# TASK TO CARRY OUT:
Only lines with the word "JSON" are wanted; copy each of them from the listing below.

• • •

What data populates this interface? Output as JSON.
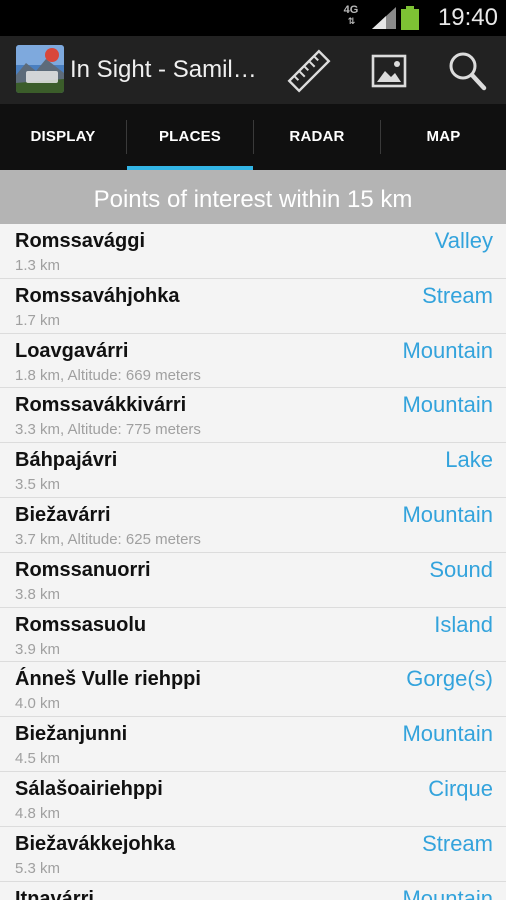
{
  "status_bar": {
    "network_label": "4G",
    "network_arrows": "⇅",
    "signal_icon": "signal-icon",
    "battery_icon": "battery-icon",
    "battery_color": "#7ec234",
    "time": "19:40"
  },
  "action_bar": {
    "app_icon": "app-icon",
    "title": "In Sight - Samil…",
    "actions": [
      {
        "icon": "ruler-icon"
      },
      {
        "icon": "image-icon"
      },
      {
        "icon": "search-icon"
      }
    ]
  },
  "tabs": [
    {
      "label": "DISPLAY",
      "selected": false
    },
    {
      "label": "PLACES",
      "selected": true
    },
    {
      "label": "RADAR",
      "selected": false
    },
    {
      "label": "MAP",
      "selected": false
    }
  ],
  "accent_color": "#33b5e5",
  "section_header": "Points of interest within 15 km",
  "places": [
    {
      "name": "Romssavággi",
      "detail": "1.3 km",
      "type": "Valley"
    },
    {
      "name": "Romssaváhjohka",
      "detail": "1.7 km",
      "type": "Stream"
    },
    {
      "name": "Loavgavárri",
      "detail": "1.8 km, Altitude: 669 meters",
      "type": "Mountain"
    },
    {
      "name": "Romssavákkivárri",
      "detail": "3.3 km, Altitude: 775 meters",
      "type": "Mountain"
    },
    {
      "name": "Báhpajávri",
      "detail": "3.5 km",
      "type": "Lake"
    },
    {
      "name": "Biežavárri",
      "detail": "3.7 km, Altitude: 625 meters",
      "type": "Mountain"
    },
    {
      "name": "Romssanuorri",
      "detail": "3.8 km",
      "type": "Sound"
    },
    {
      "name": "Romssasuolu",
      "detail": "3.9 km",
      "type": "Island"
    },
    {
      "name": "Ánneš Vulle riehppi",
      "detail": "4.0 km",
      "type": "Gorge(s)"
    },
    {
      "name": "Biežanjunni",
      "detail": "4.5 km",
      "type": "Mountain"
    },
    {
      "name": "Sálašoairiehppi",
      "detail": "4.8 km",
      "type": "Cirque"
    },
    {
      "name": "Biežavákkejohka",
      "detail": "5.3 km",
      "type": "Stream"
    },
    {
      "name": "Itnavárri",
      "detail": "",
      "type": "Mountain"
    }
  ]
}
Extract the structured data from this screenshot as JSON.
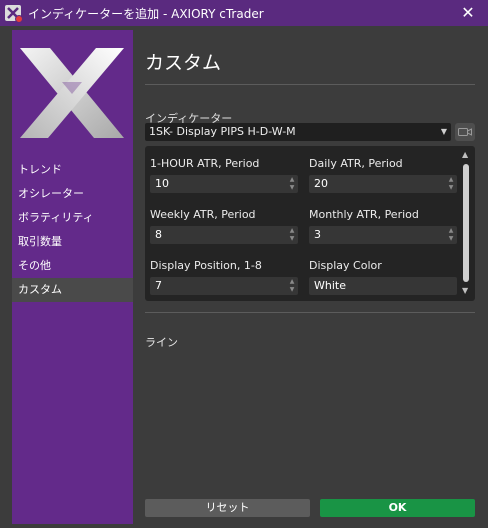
{
  "window": {
    "title": "インディケーターを追加 - AXIORY cTrader",
    "close_glyph": "✕"
  },
  "sidebar": {
    "items": [
      {
        "label": "トレンド",
        "active": false
      },
      {
        "label": "オシレーター",
        "active": false
      },
      {
        "label": "ボラティリティ",
        "active": false
      },
      {
        "label": "取引数量",
        "active": false
      },
      {
        "label": "その他",
        "active": false
      },
      {
        "label": "カスタム",
        "active": true
      }
    ]
  },
  "main": {
    "title": "カスタム",
    "indicator_label": "インディケーター",
    "indicator_selected": "1SK- Display PIPS  H-D-W-M",
    "params": [
      {
        "label": "1-HOUR ATR, Period",
        "value": "10",
        "type": "number"
      },
      {
        "label": "Daily ATR, Period",
        "value": "20",
        "type": "number"
      },
      {
        "label": "Weekly ATR, Period",
        "value": "8",
        "type": "number"
      },
      {
        "label": "Monthly ATR, Period",
        "value": "3",
        "type": "number"
      },
      {
        "label": "Display Position, 1-8",
        "value": "7",
        "type": "number"
      },
      {
        "label": "Display Color",
        "value": "White",
        "type": "text"
      }
    ],
    "line_label": "ライン"
  },
  "buttons": {
    "reset_label": "リセット",
    "ok_label": "OK"
  },
  "icons": {
    "app": "axiory-ctrader-icon",
    "logo": "axiory-x-logo",
    "camera": "camera-icon",
    "dropdown": "chevron-down-icon",
    "spinner_up": "spin-up-icon",
    "spinner_down": "spin-down-icon"
  },
  "colors": {
    "titlebar": "#5a2a7f",
    "sidebar": "#632a8a",
    "background": "#3c3c3c",
    "panel": "#242424",
    "ok_button": "#199445",
    "reset_button": "#5c5c5c"
  }
}
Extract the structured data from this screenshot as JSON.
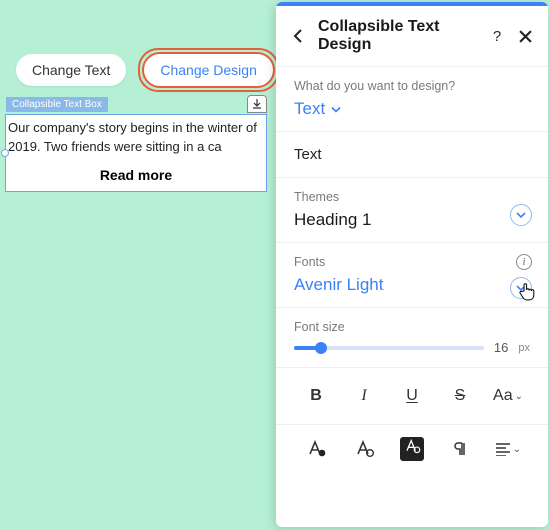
{
  "toolbar": {
    "change_text": "Change Text",
    "change_design": "Change Design"
  },
  "element": {
    "tag": "Collapsible Text Box",
    "body": "Our company's story begins in the winter of 2019. Two friends were sitting in a ca",
    "read_more": "Read more"
  },
  "panel": {
    "title": "Collapsible Text Design",
    "q_label": "What do you want to design?",
    "q_value": "Text",
    "tab": "Text",
    "themes_label": "Themes",
    "themes_value": "Heading 1",
    "fonts_label": "Fonts",
    "fonts_value": "Avenir Light",
    "size_label": "Font size",
    "size_value": "16",
    "size_unit": "px",
    "fmt": {
      "bold": "B",
      "italic": "I",
      "underline": "U",
      "strike": "S",
      "case": "Aa"
    }
  }
}
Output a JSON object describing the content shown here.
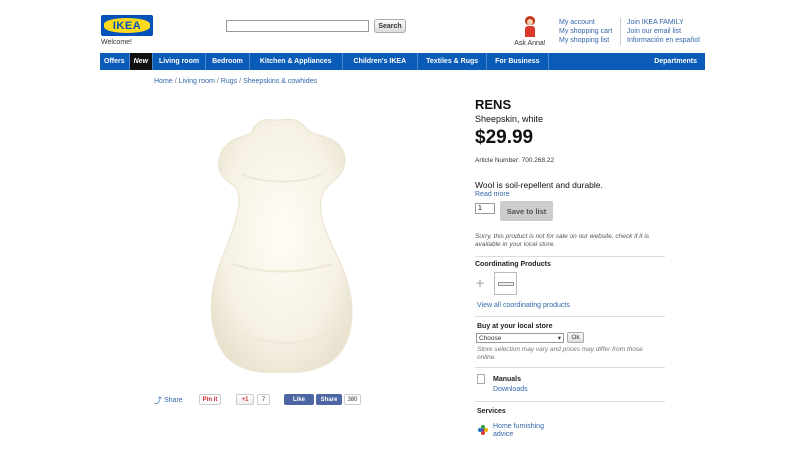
{
  "header": {
    "logo_text": "IKEA",
    "welcome": "Welcome!",
    "search_placeholder": "",
    "search_button": "Search",
    "ask_anna": "Ask Anna!",
    "account_links": [
      "My account",
      "My shopping cart",
      "My shopping list"
    ],
    "family_links": [
      "Join IKEA FAMILY",
      "Join our email list",
      "Información en español"
    ]
  },
  "nav": {
    "items": [
      "Offers",
      "New",
      "Living room",
      "Bedroom",
      "Kitchen & Appliances",
      "Children's IKEA",
      "Textiles & Rugs",
      "For Business"
    ],
    "departments": "Departments"
  },
  "breadcrumb": [
    "Home",
    "Living room",
    "Rugs",
    "Sheepskins & cowhides"
  ],
  "share": {
    "share_label": "Share",
    "pinit": "Pin it",
    "gplus": "+1",
    "gplus_count": "7",
    "fb_like": "Like",
    "fb_share": "Share",
    "fb_count": "380"
  },
  "product": {
    "name": "RENS",
    "description": "Sheepskin, white",
    "price": "$29.99",
    "article_label": "Article Number:",
    "article_number": "700.268.22",
    "tagline": "Wool is soil-repellent and durable.",
    "read_more": "Read more",
    "quantity": "1",
    "save_to_list": "Save to list",
    "notice": "Sorry, this product is not for sale on our website, check if it is available in your local store."
  },
  "coordinating": {
    "title": "Coordinating Products",
    "view_all": "View all coordinating products"
  },
  "buy": {
    "title": "Buy at your local store",
    "select_value": "Choose",
    "ok": "Ok",
    "note": "Store selection may vary and prices may differ from those online."
  },
  "manuals": {
    "title": "Manuals",
    "downloads": "Downloads"
  },
  "services": {
    "title": "Services",
    "home_furnishing": "Home furnishing advice"
  },
  "colors": {
    "ikea_blue": "#0051ba",
    "ikea_yellow": "#ffda1a",
    "nav_blue": "#0b5bb8",
    "link": "#3366aa"
  }
}
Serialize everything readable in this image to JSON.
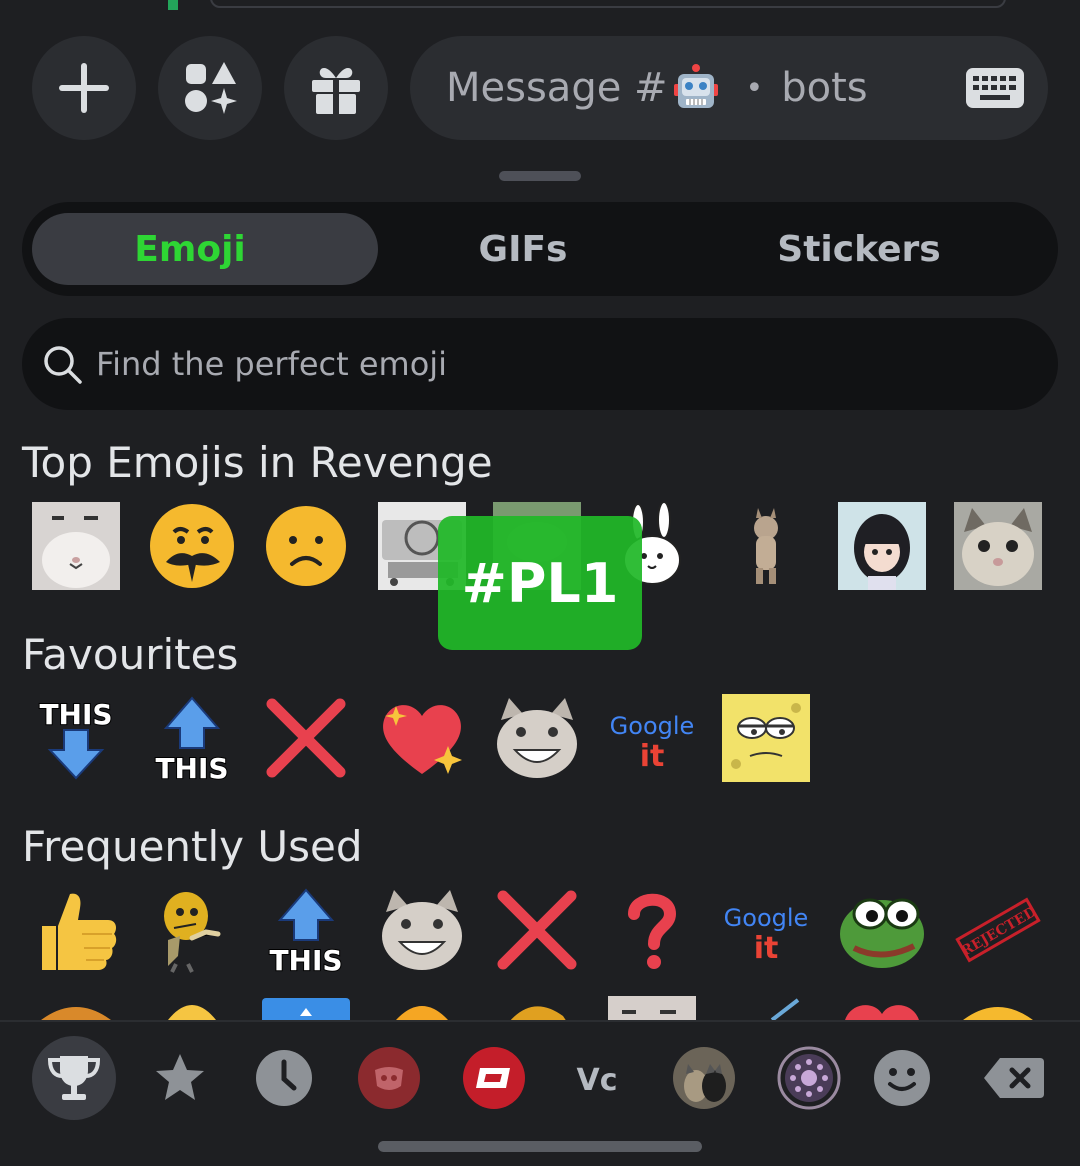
{
  "composer": {
    "message_placeholder_prefix": "Message #",
    "message_placeholder_separator": "•",
    "channel_name": "bots"
  },
  "tabs": [
    {
      "label": "Emoji",
      "active": true
    },
    {
      "label": "GIFs",
      "active": false
    },
    {
      "label": "Stickers",
      "active": false
    }
  ],
  "search": {
    "placeholder": "Find the perfect emoji"
  },
  "sections": {
    "top": "Top Emojis in Revenge",
    "favourites": "Favourites",
    "frequent": "Frequently Used"
  },
  "tooltip": {
    "text": "#PL1"
  },
  "favourites_text": {
    "this1": "THIS",
    "this2": "THIS",
    "google": "Google",
    "google_it": "it"
  },
  "frequent_text": {
    "this": "THIS",
    "google": "Google",
    "google_it": "it",
    "rejected": "REJECTED"
  },
  "categories": [
    {
      "name": "trophy-icon",
      "active": true
    },
    {
      "name": "star-icon"
    },
    {
      "name": "clock-icon"
    },
    {
      "name": "server-mask-icon"
    },
    {
      "name": "server-logo-icon"
    },
    {
      "name": "vc-icon",
      "label": "Vc"
    },
    {
      "name": "cats-avatar-icon"
    },
    {
      "name": "ring-icon"
    },
    {
      "name": "smile-icon"
    },
    {
      "name": "backspace-icon"
    }
  ],
  "colors": {
    "accent": "#2ed634",
    "background": "#1e1f22",
    "surface": "#2b2d31"
  }
}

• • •

# EXERCISE OUTPUT:
What data populates this interface? Output as JSON.
Extract the structured data from this screenshot as JSON.
Extract the structured data from this screenshot as JSON.
Output a JSON object describing the content shown here.
Serialize everything readable in this image to JSON.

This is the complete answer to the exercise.